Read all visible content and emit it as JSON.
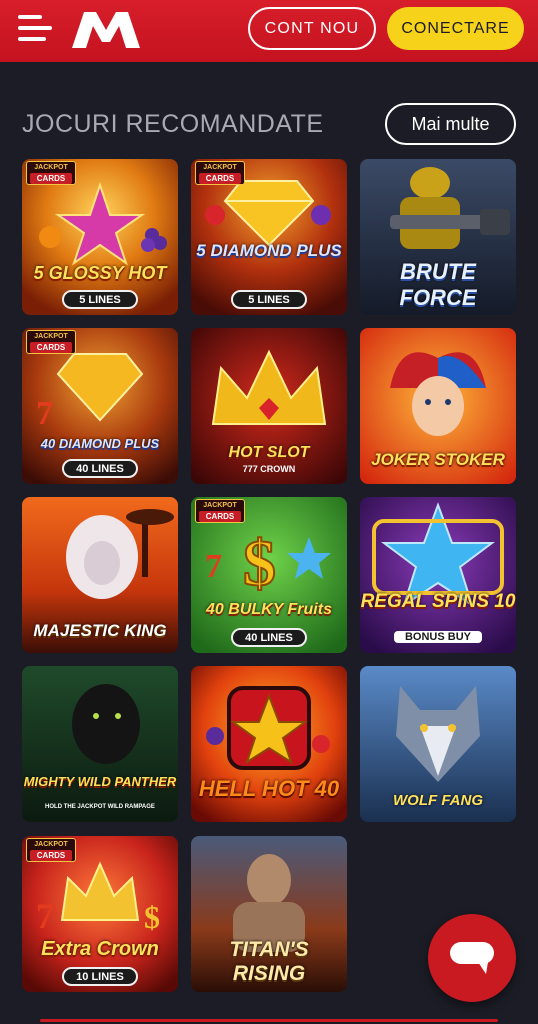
{
  "header": {
    "register_label": "CONT NOU",
    "login_label": "CONECTARE",
    "brand_color": "#d01a26",
    "login_color": "#f7d21b"
  },
  "section": {
    "title": "JOCURI RECOMANDATE",
    "more_label": "Mai multe"
  },
  "games": [
    {
      "name": "5 GLOSSY HOT",
      "badge": "JACKPOT CARDS",
      "lines": "5 LINES"
    },
    {
      "name": "5 DIAMOND PLUS",
      "badge": "JACKPOT CARDS",
      "lines": "5 LINES"
    },
    {
      "name": "BRUTE FORCE"
    },
    {
      "name": "40 DIAMOND PLUS",
      "badge": "JACKPOT CARDS",
      "lines": "40 LINES"
    },
    {
      "name": "HOT SLOT",
      "subtitle": "777 CROWN"
    },
    {
      "name": "JOKER STOKER"
    },
    {
      "name": "MAJESTIC KING"
    },
    {
      "name": "40 BULKY Fruits",
      "badge": "JACKPOT CARDS",
      "lines": "40 LINES"
    },
    {
      "name": "REGAL SPINS 10",
      "subtitle": "BONUS BUY"
    },
    {
      "name": "MIGHTY WILD PANTHER",
      "subtitle": "HOLD THE JACKPOT WILD RAMPAGE"
    },
    {
      "name": "HELL HOT 40"
    },
    {
      "name": "WOLF FANG"
    },
    {
      "name": "Extra Crown",
      "badge": "JACKPOT CARDS",
      "lines": "10 LINES"
    },
    {
      "name": "TITAN'S RISING"
    }
  ],
  "badge_parts": {
    "top": "JACKPOT",
    "bottom": "CARDS"
  },
  "icons": {
    "menu": "hamburger-icon",
    "logo": "m-logo-icon",
    "chat": "chat-bubble-icon"
  }
}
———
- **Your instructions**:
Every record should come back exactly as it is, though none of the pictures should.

- **Response**:
Read all visible content and emit it as JSON.
{
  "header": {
    "register_label": "CONT NOU",
    "login_label": "CONECTARE",
    "brand_color": "#d01a26",
    "login_color": "#f7d21b"
  },
  "section": {
    "title": "JOCURI RECOMANDATE",
    "more_label": "Mai multe"
  },
  "games": [
    {
      "name": "5 GLOSSY HOT",
      "badge": "JACKPOT CARDS",
      "lines": "5 LINES"
    },
    {
      "name": "5 DIAMOND PLUS",
      "badge": "JACKPOT CARDS",
      "lines": "5 LINES"
    },
    {
      "name": "BRUTE FORCE"
    },
    {
      "name": "40 DIAMOND PLUS",
      "badge": "JACKPOT CARDS",
      "lines": "40 LINES"
    },
    {
      "name": "HOT SLOT",
      "subtitle": "777 CROWN"
    },
    {
      "name": "JOKER STOKER"
    },
    {
      "name": "MAJESTIC KING"
    },
    {
      "name": "40 BULKY Fruits",
      "badge": "JACKPOT CARDS",
      "lines": "40 LINES"
    },
    {
      "name": "REGAL SPINS 10",
      "subtitle": "BONUS BUY"
    },
    {
      "name": "MIGHTY WILD PANTHER",
      "subtitle": "HOLD THE JACKPOT WILD RAMPAGE"
    },
    {
      "name": "HELL HOT 40"
    },
    {
      "name": "WOLF FANG"
    },
    {
      "name": "Extra Crown",
      "badge": "JACKPOT CARDS",
      "lines": "10 LINES"
    },
    {
      "name": "TITAN'S RISING"
    }
  ],
  "badge_parts": {
    "top": "JACKPOT",
    "bottom": "CARDS"
  },
  "icons": {
    "menu": "hamburger-icon",
    "logo": "m-logo-icon",
    "chat": "chat-bubble-icon"
  }
}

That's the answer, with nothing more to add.